Excerpts from an interface dataset:

═══

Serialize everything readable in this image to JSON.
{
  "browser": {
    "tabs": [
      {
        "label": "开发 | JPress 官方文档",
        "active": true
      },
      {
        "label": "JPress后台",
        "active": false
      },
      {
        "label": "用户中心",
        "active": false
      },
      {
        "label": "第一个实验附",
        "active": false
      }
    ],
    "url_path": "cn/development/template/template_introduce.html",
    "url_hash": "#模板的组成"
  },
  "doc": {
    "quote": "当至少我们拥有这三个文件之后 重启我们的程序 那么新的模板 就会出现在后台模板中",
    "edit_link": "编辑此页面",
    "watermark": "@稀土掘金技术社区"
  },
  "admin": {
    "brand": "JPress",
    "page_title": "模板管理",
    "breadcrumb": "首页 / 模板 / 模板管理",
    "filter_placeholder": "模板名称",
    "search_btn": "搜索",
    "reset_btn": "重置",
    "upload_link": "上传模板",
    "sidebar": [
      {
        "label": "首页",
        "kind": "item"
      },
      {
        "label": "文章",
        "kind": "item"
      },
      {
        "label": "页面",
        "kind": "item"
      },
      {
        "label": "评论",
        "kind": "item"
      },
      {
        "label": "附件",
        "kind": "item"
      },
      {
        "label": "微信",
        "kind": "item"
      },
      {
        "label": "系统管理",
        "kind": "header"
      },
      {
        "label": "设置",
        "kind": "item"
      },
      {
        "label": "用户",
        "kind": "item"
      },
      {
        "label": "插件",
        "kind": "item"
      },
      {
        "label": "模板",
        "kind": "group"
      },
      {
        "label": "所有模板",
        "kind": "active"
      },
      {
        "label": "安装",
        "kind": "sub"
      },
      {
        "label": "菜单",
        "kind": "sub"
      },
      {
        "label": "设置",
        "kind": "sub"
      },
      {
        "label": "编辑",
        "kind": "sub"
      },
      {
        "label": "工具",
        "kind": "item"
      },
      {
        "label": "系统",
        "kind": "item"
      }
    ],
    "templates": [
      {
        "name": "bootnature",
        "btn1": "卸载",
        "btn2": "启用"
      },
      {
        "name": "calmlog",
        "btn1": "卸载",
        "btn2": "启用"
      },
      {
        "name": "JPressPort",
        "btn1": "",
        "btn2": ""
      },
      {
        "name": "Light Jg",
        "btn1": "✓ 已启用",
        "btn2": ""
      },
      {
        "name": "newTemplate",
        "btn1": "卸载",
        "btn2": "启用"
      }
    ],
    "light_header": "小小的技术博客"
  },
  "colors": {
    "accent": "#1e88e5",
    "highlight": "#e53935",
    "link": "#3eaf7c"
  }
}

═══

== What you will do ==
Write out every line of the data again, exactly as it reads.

== Response to this exercise ==
Serialize everything readable in this image to JSON.
{
  "browser": {
    "tabs": [
      {
        "label": "开发 | JPress 官方文档",
        "active": true
      },
      {
        "label": "JPress后台",
        "active": false
      },
      {
        "label": "用户中心",
        "active": false
      },
      {
        "label": "第一个实验附",
        "active": false
      }
    ],
    "url_path": "cn/development/template/template_introduce.html",
    "url_hash": "#模板的组成"
  },
  "doc": {
    "quote": "当至少我们拥有这三个文件之后 重启我们的程序 那么新的模板 就会出现在后台模板中",
    "edit_link": "编辑此页面",
    "watermark": "@稀土掘金技术社区"
  },
  "admin": {
    "brand": "JPress",
    "page_title": "模板管理",
    "breadcrumb": "首页 / 模板 / 模板管理",
    "filter_placeholder": "模板名称",
    "search_btn": "搜索",
    "reset_btn": "重置",
    "upload_link": "上传模板",
    "sidebar": [
      {
        "label": "首页",
        "kind": "item"
      },
      {
        "label": "文章",
        "kind": "item"
      },
      {
        "label": "页面",
        "kind": "item"
      },
      {
        "label": "评论",
        "kind": "item"
      },
      {
        "label": "附件",
        "kind": "item"
      },
      {
        "label": "微信",
        "kind": "item"
      },
      {
        "label": "系统管理",
        "kind": "header"
      },
      {
        "label": "设置",
        "kind": "item"
      },
      {
        "label": "用户",
        "kind": "item"
      },
      {
        "label": "插件",
        "kind": "item"
      },
      {
        "label": "模板",
        "kind": "group"
      },
      {
        "label": "所有模板",
        "kind": "active"
      },
      {
        "label": "安装",
        "kind": "sub"
      },
      {
        "label": "菜单",
        "kind": "sub"
      },
      {
        "label": "设置",
        "kind": "sub"
      },
      {
        "label": "编辑",
        "kind": "sub"
      },
      {
        "label": "工具",
        "kind": "item"
      },
      {
        "label": "系统",
        "kind": "item"
      }
    ],
    "templates": [
      {
        "name": "bootnature",
        "btn1": "卸载",
        "btn2": "启用"
      },
      {
        "name": "calmlog",
        "btn1": "卸载",
        "btn2": "启用"
      },
      {
        "name": "JPressPort",
        "btn1": "",
        "btn2": ""
      },
      {
        "name": "Light Jg",
        "btn1": "✓ 已启用",
        "btn2": ""
      },
      {
        "name": "newTemplate",
        "btn1": "卸载",
        "btn2": "启用"
      }
    ],
    "light_header": "小小的技术博客"
  },
  "colors": {
    "accent": "#1e88e5",
    "highlight": "#e53935",
    "link": "#3eaf7c"
  }
}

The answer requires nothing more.